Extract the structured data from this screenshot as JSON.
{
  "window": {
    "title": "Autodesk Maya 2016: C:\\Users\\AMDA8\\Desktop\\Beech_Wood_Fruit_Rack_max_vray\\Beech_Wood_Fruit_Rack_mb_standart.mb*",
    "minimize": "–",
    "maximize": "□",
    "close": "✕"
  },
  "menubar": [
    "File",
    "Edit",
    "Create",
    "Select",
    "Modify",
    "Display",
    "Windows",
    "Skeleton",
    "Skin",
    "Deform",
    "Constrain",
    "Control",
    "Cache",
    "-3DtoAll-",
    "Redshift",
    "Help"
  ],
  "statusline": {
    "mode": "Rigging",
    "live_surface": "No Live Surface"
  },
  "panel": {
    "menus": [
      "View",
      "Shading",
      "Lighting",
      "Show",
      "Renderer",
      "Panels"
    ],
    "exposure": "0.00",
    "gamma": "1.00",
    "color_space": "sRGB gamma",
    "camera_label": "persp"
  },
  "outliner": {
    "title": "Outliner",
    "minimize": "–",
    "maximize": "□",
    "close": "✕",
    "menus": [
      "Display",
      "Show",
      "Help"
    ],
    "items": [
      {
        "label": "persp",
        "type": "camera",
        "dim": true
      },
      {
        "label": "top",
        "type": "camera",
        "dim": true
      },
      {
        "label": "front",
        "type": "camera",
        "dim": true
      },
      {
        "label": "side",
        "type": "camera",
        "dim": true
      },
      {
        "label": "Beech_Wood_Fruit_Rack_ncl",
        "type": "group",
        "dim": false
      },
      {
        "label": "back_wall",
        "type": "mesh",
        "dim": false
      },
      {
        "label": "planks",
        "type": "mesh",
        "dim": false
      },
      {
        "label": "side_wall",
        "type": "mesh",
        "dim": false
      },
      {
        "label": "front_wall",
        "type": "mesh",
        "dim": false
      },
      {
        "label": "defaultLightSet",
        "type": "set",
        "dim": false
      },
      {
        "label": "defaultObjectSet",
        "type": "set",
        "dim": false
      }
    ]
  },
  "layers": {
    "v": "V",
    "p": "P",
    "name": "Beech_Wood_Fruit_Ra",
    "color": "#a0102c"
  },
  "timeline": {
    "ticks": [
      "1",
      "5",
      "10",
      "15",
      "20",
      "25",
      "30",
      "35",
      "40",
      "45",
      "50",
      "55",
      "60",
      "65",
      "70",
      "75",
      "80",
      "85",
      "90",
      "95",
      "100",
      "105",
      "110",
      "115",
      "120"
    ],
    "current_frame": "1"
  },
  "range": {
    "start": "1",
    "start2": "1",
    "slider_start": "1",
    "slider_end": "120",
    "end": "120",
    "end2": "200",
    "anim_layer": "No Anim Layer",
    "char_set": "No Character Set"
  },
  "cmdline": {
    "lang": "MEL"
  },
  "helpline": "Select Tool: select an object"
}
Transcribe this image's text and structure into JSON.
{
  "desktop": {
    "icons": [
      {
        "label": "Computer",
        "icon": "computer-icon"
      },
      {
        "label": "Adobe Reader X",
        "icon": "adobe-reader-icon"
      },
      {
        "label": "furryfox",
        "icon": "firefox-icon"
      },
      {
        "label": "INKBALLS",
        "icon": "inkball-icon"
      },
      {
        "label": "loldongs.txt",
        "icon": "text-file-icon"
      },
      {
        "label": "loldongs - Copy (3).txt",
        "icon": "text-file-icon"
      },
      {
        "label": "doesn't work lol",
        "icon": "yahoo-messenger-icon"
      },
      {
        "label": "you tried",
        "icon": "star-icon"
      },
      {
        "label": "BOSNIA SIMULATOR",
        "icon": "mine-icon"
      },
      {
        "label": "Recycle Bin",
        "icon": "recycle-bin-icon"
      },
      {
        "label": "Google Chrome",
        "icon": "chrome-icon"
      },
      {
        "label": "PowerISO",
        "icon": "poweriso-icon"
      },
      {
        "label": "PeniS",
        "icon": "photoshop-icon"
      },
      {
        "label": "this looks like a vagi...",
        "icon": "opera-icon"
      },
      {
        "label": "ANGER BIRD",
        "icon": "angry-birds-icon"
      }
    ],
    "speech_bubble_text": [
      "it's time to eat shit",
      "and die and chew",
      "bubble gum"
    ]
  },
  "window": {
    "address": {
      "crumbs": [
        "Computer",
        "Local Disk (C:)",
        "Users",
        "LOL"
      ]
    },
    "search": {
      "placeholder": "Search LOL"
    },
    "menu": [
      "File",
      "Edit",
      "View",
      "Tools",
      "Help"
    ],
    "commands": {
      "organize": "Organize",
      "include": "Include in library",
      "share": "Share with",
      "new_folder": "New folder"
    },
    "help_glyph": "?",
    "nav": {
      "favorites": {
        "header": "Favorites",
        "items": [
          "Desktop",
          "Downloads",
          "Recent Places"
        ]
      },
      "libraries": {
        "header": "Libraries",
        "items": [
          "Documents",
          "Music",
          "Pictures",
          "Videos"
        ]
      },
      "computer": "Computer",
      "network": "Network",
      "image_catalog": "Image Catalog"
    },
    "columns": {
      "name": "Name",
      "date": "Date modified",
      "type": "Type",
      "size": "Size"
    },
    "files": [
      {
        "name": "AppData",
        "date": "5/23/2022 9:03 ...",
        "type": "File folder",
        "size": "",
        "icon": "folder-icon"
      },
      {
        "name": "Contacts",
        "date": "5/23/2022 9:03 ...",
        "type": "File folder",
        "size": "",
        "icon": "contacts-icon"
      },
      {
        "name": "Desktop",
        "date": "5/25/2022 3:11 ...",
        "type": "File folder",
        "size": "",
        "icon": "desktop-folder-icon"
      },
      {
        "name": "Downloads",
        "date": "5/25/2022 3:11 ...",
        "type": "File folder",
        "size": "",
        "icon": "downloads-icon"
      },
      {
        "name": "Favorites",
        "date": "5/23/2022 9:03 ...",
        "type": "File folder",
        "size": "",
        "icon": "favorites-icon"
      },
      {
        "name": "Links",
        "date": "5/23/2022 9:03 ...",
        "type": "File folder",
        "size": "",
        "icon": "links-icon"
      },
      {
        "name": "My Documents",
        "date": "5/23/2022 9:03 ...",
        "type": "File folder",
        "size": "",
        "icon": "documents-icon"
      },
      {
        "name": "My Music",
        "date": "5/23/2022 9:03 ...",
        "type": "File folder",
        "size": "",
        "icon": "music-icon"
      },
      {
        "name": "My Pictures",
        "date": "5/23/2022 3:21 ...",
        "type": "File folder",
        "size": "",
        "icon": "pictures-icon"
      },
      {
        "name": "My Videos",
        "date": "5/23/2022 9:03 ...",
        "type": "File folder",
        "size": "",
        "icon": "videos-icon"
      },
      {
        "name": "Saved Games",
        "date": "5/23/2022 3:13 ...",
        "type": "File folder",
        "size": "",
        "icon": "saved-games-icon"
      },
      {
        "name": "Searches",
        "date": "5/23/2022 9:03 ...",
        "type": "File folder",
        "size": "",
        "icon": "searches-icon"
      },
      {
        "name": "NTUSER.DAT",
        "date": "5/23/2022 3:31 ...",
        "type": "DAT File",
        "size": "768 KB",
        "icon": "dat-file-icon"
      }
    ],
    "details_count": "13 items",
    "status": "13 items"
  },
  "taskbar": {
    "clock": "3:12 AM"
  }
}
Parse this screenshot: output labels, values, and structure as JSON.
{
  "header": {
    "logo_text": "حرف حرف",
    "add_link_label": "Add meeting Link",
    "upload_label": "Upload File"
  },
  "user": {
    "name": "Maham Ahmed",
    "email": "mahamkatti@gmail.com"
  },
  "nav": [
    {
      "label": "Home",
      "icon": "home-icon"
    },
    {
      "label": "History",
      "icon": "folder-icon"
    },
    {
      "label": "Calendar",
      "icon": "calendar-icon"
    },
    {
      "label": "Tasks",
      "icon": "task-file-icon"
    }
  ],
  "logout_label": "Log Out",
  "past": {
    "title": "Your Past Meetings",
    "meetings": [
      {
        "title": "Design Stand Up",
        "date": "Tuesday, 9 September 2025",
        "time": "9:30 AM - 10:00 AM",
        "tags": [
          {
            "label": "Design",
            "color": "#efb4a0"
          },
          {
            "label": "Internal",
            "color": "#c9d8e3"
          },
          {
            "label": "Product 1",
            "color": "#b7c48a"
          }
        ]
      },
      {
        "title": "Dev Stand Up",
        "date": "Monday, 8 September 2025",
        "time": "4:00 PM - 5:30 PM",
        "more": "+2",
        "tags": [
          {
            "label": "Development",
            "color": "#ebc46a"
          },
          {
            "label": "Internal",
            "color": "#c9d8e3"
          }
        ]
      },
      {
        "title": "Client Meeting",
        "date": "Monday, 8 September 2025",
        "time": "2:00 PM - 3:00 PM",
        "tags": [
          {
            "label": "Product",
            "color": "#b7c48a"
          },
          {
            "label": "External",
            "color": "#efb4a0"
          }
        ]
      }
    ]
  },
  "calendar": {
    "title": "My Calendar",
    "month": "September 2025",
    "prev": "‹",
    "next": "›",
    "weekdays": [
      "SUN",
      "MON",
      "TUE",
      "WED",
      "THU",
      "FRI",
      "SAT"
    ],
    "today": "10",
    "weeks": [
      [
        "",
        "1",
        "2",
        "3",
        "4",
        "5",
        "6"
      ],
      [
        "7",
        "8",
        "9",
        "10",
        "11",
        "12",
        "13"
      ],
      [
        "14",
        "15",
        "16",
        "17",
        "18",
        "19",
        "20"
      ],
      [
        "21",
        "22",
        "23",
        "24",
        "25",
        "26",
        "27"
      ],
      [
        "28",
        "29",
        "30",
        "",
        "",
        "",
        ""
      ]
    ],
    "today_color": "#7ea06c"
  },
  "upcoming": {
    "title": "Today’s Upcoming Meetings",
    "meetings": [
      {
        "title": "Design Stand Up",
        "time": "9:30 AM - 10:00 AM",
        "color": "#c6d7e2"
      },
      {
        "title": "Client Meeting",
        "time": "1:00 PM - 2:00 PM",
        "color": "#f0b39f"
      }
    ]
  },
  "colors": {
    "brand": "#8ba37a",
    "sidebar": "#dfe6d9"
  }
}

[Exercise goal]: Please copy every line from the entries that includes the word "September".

[Exercise response]:
        "date": "Tuesday, 9 September 2025",
        "date": "Monday, 8 September 2025",
        "date": "Monday, 8 September 2025",
    "month": "September 2025",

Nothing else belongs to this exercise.